### MATERIAL SUPPLIED
────────────────────
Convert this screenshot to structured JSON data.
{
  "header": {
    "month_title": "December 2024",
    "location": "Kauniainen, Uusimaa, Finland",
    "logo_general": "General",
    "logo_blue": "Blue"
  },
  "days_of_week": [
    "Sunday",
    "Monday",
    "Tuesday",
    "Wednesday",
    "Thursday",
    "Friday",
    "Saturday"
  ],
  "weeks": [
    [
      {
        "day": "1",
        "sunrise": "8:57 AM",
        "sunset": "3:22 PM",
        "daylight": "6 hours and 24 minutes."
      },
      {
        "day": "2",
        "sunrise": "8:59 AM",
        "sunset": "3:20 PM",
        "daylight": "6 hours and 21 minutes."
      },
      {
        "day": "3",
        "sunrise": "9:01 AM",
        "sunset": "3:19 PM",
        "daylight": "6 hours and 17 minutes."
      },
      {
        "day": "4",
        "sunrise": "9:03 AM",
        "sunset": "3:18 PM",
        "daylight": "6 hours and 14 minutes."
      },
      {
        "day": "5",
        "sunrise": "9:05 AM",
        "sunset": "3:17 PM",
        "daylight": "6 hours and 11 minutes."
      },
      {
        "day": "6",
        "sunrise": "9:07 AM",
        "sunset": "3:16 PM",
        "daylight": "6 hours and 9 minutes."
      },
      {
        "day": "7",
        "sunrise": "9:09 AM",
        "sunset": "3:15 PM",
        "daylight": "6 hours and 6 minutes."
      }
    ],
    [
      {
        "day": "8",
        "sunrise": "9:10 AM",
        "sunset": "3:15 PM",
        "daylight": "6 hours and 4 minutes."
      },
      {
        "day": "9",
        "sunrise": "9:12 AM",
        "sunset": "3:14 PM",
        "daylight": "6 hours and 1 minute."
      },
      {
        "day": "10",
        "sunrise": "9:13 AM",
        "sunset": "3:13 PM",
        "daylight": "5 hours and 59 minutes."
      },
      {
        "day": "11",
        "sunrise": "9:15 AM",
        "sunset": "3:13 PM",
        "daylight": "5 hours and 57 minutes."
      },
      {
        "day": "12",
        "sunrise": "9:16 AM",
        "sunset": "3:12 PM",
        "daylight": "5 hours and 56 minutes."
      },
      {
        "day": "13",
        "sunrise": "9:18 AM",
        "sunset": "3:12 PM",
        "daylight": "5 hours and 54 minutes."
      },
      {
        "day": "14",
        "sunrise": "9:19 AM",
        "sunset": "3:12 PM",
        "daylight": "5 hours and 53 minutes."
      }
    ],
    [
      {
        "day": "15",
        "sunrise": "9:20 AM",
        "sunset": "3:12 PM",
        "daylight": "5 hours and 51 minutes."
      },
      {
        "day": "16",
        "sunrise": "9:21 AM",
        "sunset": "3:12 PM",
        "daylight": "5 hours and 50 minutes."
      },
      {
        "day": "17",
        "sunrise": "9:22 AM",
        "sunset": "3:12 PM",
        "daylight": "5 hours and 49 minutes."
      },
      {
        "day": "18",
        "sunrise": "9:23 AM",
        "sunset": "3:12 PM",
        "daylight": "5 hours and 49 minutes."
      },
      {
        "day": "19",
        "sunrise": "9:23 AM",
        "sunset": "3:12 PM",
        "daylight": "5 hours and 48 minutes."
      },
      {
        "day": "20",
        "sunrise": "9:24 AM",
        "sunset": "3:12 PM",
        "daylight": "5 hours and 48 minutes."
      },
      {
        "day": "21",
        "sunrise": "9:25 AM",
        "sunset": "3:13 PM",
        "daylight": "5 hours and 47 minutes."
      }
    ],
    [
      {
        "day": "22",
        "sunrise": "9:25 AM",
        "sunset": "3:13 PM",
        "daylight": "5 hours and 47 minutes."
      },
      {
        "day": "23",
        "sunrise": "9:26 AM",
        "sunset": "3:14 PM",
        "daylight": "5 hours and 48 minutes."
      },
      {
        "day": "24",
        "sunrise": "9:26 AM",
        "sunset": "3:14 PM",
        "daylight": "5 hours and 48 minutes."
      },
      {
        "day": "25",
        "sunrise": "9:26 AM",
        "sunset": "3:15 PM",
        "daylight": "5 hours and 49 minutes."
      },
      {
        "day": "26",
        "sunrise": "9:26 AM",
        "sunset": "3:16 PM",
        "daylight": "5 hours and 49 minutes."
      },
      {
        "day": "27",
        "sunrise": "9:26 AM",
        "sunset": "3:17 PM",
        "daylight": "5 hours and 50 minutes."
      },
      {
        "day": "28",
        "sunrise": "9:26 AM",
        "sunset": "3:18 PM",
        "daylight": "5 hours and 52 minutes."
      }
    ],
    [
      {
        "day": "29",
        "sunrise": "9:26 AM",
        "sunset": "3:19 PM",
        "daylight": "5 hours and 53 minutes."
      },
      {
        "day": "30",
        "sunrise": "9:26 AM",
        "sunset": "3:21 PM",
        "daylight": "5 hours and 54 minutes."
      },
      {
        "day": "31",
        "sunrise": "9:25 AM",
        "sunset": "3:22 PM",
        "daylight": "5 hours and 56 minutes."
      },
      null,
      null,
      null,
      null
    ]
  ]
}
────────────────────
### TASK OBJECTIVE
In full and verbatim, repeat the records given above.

### EXERCISE OUTPUT
Convert this screenshot to structured JSON data.
{
  "header": {
    "month_title": "December 2024",
    "location": "Kauniainen, Uusimaa, Finland",
    "logo_general": "General",
    "logo_blue": "Blue"
  },
  "days_of_week": [
    "Sunday",
    "Monday",
    "Tuesday",
    "Wednesday",
    "Thursday",
    "Friday",
    "Saturday"
  ],
  "weeks": [
    [
      {
        "day": "1",
        "sunrise": "8:57 AM",
        "sunset": "3:22 PM",
        "daylight": "6 hours and 24 minutes."
      },
      {
        "day": "2",
        "sunrise": "8:59 AM",
        "sunset": "3:20 PM",
        "daylight": "6 hours and 21 minutes."
      },
      {
        "day": "3",
        "sunrise": "9:01 AM",
        "sunset": "3:19 PM",
        "daylight": "6 hours and 17 minutes."
      },
      {
        "day": "4",
        "sunrise": "9:03 AM",
        "sunset": "3:18 PM",
        "daylight": "6 hours and 14 minutes."
      },
      {
        "day": "5",
        "sunrise": "9:05 AM",
        "sunset": "3:17 PM",
        "daylight": "6 hours and 11 minutes."
      },
      {
        "day": "6",
        "sunrise": "9:07 AM",
        "sunset": "3:16 PM",
        "daylight": "6 hours and 9 minutes."
      },
      {
        "day": "7",
        "sunrise": "9:09 AM",
        "sunset": "3:15 PM",
        "daylight": "6 hours and 6 minutes."
      }
    ],
    [
      {
        "day": "8",
        "sunrise": "9:10 AM",
        "sunset": "3:15 PM",
        "daylight": "6 hours and 4 minutes."
      },
      {
        "day": "9",
        "sunrise": "9:12 AM",
        "sunset": "3:14 PM",
        "daylight": "6 hours and 1 minute."
      },
      {
        "day": "10",
        "sunrise": "9:13 AM",
        "sunset": "3:13 PM",
        "daylight": "5 hours and 59 minutes."
      },
      {
        "day": "11",
        "sunrise": "9:15 AM",
        "sunset": "3:13 PM",
        "daylight": "5 hours and 57 minutes."
      },
      {
        "day": "12",
        "sunrise": "9:16 AM",
        "sunset": "3:12 PM",
        "daylight": "5 hours and 56 minutes."
      },
      {
        "day": "13",
        "sunrise": "9:18 AM",
        "sunset": "3:12 PM",
        "daylight": "5 hours and 54 minutes."
      },
      {
        "day": "14",
        "sunrise": "9:19 AM",
        "sunset": "3:12 PM",
        "daylight": "5 hours and 53 minutes."
      }
    ],
    [
      {
        "day": "15",
        "sunrise": "9:20 AM",
        "sunset": "3:12 PM",
        "daylight": "5 hours and 51 minutes."
      },
      {
        "day": "16",
        "sunrise": "9:21 AM",
        "sunset": "3:12 PM",
        "daylight": "5 hours and 50 minutes."
      },
      {
        "day": "17",
        "sunrise": "9:22 AM",
        "sunset": "3:12 PM",
        "daylight": "5 hours and 49 minutes."
      },
      {
        "day": "18",
        "sunrise": "9:23 AM",
        "sunset": "3:12 PM",
        "daylight": "5 hours and 49 minutes."
      },
      {
        "day": "19",
        "sunrise": "9:23 AM",
        "sunset": "3:12 PM",
        "daylight": "5 hours and 48 minutes."
      },
      {
        "day": "20",
        "sunrise": "9:24 AM",
        "sunset": "3:12 PM",
        "daylight": "5 hours and 48 minutes."
      },
      {
        "day": "21",
        "sunrise": "9:25 AM",
        "sunset": "3:13 PM",
        "daylight": "5 hours and 47 minutes."
      }
    ],
    [
      {
        "day": "22",
        "sunrise": "9:25 AM",
        "sunset": "3:13 PM",
        "daylight": "5 hours and 47 minutes."
      },
      {
        "day": "23",
        "sunrise": "9:26 AM",
        "sunset": "3:14 PM",
        "daylight": "5 hours and 48 minutes."
      },
      {
        "day": "24",
        "sunrise": "9:26 AM",
        "sunset": "3:14 PM",
        "daylight": "5 hours and 48 minutes."
      },
      {
        "day": "25",
        "sunrise": "9:26 AM",
        "sunset": "3:15 PM",
        "daylight": "5 hours and 49 minutes."
      },
      {
        "day": "26",
        "sunrise": "9:26 AM",
        "sunset": "3:16 PM",
        "daylight": "5 hours and 49 minutes."
      },
      {
        "day": "27",
        "sunrise": "9:26 AM",
        "sunset": "3:17 PM",
        "daylight": "5 hours and 50 minutes."
      },
      {
        "day": "28",
        "sunrise": "9:26 AM",
        "sunset": "3:18 PM",
        "daylight": "5 hours and 52 minutes."
      }
    ],
    [
      {
        "day": "29",
        "sunrise": "9:26 AM",
        "sunset": "3:19 PM",
        "daylight": "5 hours and 53 minutes."
      },
      {
        "day": "30",
        "sunrise": "9:26 AM",
        "sunset": "3:21 PM",
        "daylight": "5 hours and 54 minutes."
      },
      {
        "day": "31",
        "sunrise": "9:25 AM",
        "sunset": "3:22 PM",
        "daylight": "5 hours and 56 minutes."
      },
      null,
      null,
      null,
      null
    ]
  ]
}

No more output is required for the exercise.